> [WHAT THE EXERCISE ASKS] The entries should be restated word for word.

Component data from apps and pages
------------------------------------------------

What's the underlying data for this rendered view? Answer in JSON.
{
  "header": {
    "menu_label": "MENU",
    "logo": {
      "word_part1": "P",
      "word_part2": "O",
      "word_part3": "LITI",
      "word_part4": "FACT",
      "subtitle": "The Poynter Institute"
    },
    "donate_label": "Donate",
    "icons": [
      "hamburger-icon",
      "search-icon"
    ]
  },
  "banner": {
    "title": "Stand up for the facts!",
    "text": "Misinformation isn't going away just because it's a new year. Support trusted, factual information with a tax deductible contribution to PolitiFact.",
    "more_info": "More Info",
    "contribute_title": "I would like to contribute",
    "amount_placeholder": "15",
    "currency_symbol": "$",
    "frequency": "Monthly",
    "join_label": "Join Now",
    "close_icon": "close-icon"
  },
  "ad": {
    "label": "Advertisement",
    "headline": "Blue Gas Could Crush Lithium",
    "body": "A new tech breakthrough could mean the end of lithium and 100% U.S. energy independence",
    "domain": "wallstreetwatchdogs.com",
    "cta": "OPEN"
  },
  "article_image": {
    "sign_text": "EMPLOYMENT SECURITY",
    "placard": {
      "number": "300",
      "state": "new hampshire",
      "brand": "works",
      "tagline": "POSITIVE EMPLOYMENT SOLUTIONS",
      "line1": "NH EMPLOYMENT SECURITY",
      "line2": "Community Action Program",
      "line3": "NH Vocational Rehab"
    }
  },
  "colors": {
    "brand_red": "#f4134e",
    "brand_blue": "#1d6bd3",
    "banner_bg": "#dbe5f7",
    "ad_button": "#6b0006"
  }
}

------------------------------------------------

> [EXERCISE ANSWER]
What's the underlying data for this rendered view? Answer in JSON.
{
  "header": {
    "menu_label": "MENU",
    "logo": {
      "word_part1": "P",
      "word_part2": "O",
      "word_part3": "LITI",
      "word_part4": "FACT",
      "subtitle": "The Poynter Institute"
    },
    "donate_label": "Donate",
    "icons": [
      "hamburger-icon",
      "search-icon"
    ]
  },
  "banner": {
    "title": "Stand up for the facts!",
    "text": "Misinformation isn't going away just because it's a new year. Support trusted, factual information with a tax deductible contribution to PolitiFact.",
    "more_info": "More Info",
    "contribute_title": "I would like to contribute",
    "amount_placeholder": "15",
    "currency_symbol": "$",
    "frequency": "Monthly",
    "join_label": "Join Now",
    "close_icon": "close-icon"
  },
  "ad": {
    "label": "Advertisement",
    "headline": "Blue Gas Could Crush Lithium",
    "body": "A new tech breakthrough could mean the end of lithium and 100% U.S. energy independence",
    "domain": "wallstreetwatchdogs.com",
    "cta": "OPEN"
  },
  "article_image": {
    "sign_text": "EMPLOYMENT SECURITY",
    "placard": {
      "number": "300",
      "state": "new hampshire",
      "brand": "works",
      "tagline": "POSITIVE EMPLOYMENT SOLUTIONS",
      "line1": "NH EMPLOYMENT SECURITY",
      "line2": "Community Action Program",
      "line3": "NH Vocational Rehab"
    }
  },
  "colors": {
    "brand_red": "#f4134e",
    "brand_blue": "#1d6bd3",
    "banner_bg": "#dbe5f7",
    "ad_button": "#6b0006"
  }
}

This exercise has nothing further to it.